John Wray has been a pillar for Special Olympics in Stanislaus County for nearly 50 Years
In 1968, Eunice Kennedy Shriver recognized a need to support individuals with intellectual disabilities with the founding of Special Olympics in Chicago, believing that, through sports, they could realize their full potential and develop the skills needed to succeed in life.
Five years later and halfway across the country, Modesto teacher John Wray identified a similar void in his own community and decided to take action. Thus, Special Olympics was born in Central California.
“In the beginning there was an issue because there weren’t a lot of programs, after-school programs or anything really available for our population,” said Wray. “There was a need in the community and I wanted to see that need met.”
Wray helped found the Stanislaus County Special Olympics program in 1973 and has been deeply involved with the movement ever since, celebrating 45 years of service next year. Along with being a long-time coach for track and field and softball, he also oversees the county program as the volunteer area director.
“As the area director I make sure that all of the programs are in compliance and that the coaches are managed appropriately for their sports,” explained Wray. “Then we have to make sure it’s all funded so we host fundraisers and solicit different organizations, businesses and corporations to keep it going. We have people that want to be here – they’re not here to get paid, they’re here to work with the program. You have to enjoy being with the population and you have to do things right.”
Wray was a special education teacher for 35 years and has witnessed the evolution of opportunities for individuals with intellectual disabilities, both through Special Olympics and in society. He said that as the general population has grown, so too has the number of people with intellectual disabilities present in his area. Wray estimates that while there were roughly 200 eligible athletes in 1973, there are now nearly 4,000 children and adults with intellectual disabilities in the region.
“There has been a big change in the engagement of the community and the opportunities available for our population,” he said. “Special Olympics raised the profile of the population so much that we kept doing it and as we kept going, there were more and more programs that came out and provided services. A lot of people have come together and tried to emulate the Special Olympics program.”
Throughout his 45 years with Special Olympics, Wray has coached at numerous local, regional, national and even international competitions. He attended the World Games in Brockport, New York in 1979; the World Summer Games (formerly the International Special Olympics Summer Games) in Baton Rouge, La. in 1983; and annually leads Stanislaus County at the Special Olympics Northern California Summer Games in Davis.
“We work in a small community with a limited number of athletes,” said Wray. “One of the things that I like is that Special Olympics brings us out into other communities. To see athletes from all over the U.S. and all over the world was really something. The commonality between everybody and seeing so many athletes involved was most memorable.”

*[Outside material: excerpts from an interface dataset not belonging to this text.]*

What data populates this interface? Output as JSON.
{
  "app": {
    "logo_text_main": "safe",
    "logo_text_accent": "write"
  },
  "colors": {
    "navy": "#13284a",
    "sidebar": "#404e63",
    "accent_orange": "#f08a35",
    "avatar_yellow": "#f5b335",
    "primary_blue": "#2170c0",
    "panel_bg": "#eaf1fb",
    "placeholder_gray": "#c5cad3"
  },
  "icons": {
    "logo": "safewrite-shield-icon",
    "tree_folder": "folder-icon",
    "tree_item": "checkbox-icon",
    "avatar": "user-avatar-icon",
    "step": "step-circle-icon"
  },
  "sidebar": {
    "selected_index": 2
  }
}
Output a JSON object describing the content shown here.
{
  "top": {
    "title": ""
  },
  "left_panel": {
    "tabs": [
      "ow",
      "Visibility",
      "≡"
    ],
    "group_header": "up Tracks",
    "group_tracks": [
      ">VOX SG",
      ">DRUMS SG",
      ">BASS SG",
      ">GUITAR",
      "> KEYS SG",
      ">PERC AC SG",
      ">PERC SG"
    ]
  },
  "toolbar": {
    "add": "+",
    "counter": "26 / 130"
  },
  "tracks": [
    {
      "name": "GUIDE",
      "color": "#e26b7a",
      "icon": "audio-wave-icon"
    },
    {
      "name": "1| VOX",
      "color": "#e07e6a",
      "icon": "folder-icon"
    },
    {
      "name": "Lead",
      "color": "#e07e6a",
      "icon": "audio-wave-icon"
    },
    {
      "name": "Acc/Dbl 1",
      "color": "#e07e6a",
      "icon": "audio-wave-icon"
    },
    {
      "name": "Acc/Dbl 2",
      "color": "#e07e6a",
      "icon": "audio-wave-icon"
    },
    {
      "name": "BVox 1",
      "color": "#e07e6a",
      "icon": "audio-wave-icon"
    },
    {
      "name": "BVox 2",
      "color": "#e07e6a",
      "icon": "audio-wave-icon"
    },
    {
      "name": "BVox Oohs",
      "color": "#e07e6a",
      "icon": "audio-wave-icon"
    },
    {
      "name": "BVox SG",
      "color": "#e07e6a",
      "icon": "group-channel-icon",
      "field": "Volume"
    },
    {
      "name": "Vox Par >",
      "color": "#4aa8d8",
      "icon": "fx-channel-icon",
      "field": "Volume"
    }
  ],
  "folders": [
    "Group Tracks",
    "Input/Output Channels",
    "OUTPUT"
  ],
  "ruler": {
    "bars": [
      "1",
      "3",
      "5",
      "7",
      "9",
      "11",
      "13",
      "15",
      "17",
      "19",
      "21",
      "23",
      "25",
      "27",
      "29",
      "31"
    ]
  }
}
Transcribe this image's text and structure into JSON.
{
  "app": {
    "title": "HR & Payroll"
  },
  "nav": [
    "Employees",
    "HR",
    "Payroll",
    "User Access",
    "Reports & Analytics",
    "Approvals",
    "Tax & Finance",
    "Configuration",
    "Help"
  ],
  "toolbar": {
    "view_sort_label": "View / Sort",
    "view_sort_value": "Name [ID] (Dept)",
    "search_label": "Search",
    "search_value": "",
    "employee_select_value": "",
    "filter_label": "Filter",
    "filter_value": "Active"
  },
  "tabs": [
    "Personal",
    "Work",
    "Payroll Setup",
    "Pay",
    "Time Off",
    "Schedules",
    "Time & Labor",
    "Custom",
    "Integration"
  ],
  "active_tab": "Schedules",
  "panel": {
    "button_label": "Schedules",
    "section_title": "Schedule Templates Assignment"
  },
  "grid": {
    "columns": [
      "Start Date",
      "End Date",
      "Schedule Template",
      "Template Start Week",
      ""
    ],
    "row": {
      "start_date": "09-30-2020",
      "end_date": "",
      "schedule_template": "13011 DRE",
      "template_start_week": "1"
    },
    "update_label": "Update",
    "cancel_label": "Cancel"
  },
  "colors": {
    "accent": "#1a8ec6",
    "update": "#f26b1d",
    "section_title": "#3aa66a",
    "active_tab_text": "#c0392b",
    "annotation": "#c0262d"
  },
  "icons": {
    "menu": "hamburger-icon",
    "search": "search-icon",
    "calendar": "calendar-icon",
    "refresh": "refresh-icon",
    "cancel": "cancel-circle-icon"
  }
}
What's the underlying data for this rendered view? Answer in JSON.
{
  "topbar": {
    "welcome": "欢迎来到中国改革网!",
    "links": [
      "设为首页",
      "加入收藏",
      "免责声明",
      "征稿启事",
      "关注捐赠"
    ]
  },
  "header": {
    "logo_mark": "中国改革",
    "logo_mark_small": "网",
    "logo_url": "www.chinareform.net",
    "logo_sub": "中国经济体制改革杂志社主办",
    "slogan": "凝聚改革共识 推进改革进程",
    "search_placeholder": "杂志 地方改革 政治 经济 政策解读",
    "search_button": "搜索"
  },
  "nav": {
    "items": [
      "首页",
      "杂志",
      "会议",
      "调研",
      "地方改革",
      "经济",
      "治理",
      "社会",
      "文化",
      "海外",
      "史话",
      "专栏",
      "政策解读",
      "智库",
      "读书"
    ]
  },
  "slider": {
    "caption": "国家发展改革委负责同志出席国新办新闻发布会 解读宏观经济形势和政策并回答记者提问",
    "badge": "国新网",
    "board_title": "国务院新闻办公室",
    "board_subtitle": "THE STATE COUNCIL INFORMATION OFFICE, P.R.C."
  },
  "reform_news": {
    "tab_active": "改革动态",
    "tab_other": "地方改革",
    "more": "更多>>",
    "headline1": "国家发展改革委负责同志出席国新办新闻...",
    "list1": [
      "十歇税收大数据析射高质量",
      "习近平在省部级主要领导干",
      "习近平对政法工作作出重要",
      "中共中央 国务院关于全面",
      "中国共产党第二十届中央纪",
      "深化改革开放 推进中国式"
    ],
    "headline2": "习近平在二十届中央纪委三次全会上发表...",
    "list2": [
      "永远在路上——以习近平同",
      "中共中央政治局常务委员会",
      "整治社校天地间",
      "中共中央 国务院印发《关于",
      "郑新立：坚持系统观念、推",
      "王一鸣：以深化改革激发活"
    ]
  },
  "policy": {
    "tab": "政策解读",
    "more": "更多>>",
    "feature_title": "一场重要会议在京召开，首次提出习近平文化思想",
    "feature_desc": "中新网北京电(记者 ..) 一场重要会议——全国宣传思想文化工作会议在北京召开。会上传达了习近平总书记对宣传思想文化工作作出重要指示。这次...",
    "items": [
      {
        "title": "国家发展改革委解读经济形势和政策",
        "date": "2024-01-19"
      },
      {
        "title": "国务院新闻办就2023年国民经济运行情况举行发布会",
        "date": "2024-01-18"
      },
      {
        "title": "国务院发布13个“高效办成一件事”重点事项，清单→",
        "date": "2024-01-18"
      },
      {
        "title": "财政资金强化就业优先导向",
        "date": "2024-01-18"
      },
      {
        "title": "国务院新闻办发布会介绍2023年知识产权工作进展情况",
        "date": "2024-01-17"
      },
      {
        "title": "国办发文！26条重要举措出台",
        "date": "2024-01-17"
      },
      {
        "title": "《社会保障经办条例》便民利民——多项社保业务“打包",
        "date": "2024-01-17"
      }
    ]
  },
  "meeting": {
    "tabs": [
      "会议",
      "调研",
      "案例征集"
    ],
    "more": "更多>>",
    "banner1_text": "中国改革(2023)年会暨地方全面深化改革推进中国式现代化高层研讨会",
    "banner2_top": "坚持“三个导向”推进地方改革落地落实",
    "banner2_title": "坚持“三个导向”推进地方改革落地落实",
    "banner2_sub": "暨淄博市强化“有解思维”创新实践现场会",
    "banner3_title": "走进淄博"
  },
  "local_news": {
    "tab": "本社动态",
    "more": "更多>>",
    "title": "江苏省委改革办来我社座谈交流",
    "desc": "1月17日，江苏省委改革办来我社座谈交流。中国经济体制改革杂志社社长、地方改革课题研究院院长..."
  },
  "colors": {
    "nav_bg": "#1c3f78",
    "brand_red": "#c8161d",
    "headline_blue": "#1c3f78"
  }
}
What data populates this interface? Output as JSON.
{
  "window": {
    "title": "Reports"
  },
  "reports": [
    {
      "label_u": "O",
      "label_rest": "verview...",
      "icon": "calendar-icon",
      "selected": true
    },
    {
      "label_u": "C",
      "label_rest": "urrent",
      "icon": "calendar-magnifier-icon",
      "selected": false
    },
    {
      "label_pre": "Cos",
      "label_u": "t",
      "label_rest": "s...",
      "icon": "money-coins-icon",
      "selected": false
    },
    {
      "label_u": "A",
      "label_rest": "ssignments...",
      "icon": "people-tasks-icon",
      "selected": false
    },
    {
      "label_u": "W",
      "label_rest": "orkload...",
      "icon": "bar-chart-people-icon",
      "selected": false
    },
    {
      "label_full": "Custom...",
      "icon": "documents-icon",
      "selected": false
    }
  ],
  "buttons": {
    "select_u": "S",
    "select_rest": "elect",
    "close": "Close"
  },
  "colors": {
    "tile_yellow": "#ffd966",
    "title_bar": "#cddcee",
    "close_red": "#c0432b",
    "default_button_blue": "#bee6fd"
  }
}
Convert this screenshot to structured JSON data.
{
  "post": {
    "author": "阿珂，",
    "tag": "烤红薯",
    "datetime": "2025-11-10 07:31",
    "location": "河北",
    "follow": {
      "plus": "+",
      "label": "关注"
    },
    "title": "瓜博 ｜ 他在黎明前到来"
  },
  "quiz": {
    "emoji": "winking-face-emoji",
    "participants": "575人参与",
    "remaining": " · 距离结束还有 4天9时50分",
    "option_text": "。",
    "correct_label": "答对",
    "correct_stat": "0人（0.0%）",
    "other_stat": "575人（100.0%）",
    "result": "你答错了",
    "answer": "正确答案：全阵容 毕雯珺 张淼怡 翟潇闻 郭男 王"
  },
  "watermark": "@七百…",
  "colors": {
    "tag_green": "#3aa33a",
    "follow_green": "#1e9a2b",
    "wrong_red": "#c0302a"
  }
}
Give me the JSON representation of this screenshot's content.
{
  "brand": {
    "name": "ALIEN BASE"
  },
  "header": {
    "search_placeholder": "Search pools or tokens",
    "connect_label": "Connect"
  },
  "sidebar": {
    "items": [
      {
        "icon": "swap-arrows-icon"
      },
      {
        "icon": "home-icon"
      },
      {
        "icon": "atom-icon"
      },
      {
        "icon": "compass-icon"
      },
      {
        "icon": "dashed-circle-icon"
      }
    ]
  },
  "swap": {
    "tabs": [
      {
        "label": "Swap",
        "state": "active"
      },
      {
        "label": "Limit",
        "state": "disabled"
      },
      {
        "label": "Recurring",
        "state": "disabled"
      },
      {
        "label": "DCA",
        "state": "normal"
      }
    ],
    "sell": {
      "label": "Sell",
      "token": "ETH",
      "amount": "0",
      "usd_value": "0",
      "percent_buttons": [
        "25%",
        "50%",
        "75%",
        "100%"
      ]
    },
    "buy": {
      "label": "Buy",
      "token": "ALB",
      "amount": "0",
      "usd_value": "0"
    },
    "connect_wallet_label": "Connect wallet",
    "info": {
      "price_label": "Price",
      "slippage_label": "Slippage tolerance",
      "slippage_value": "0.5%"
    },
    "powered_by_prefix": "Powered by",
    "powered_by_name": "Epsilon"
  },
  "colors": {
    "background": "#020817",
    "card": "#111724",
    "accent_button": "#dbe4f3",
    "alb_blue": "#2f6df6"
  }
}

A cattle rancher and long-time competitive runner and triathlete, Wray has combined his background in education and sports with an unstoppable work ethic and passion for individuals with intellectual disabilities. He looks forward to working with the Special Olympics Northern California Schools Partnership Program this year to get involved with more area schools and continue to impact the lives of athletes – something he has done for nearly half a century.
“I still have some of the same athletes that I started out with 45 years ago, and my main group of volunteers has been with me for almost as long as I’ve been here,” he said.
Special Olympics will soon celebrate its 50-year anniversary and has grown and prospered thanks in large part to dedicated people like Wray and the volunteer program area. Today, the organization supports more than 5 million athletes in 172 countries worldwide. Learn how you can get involved in a Special Olympics program near you !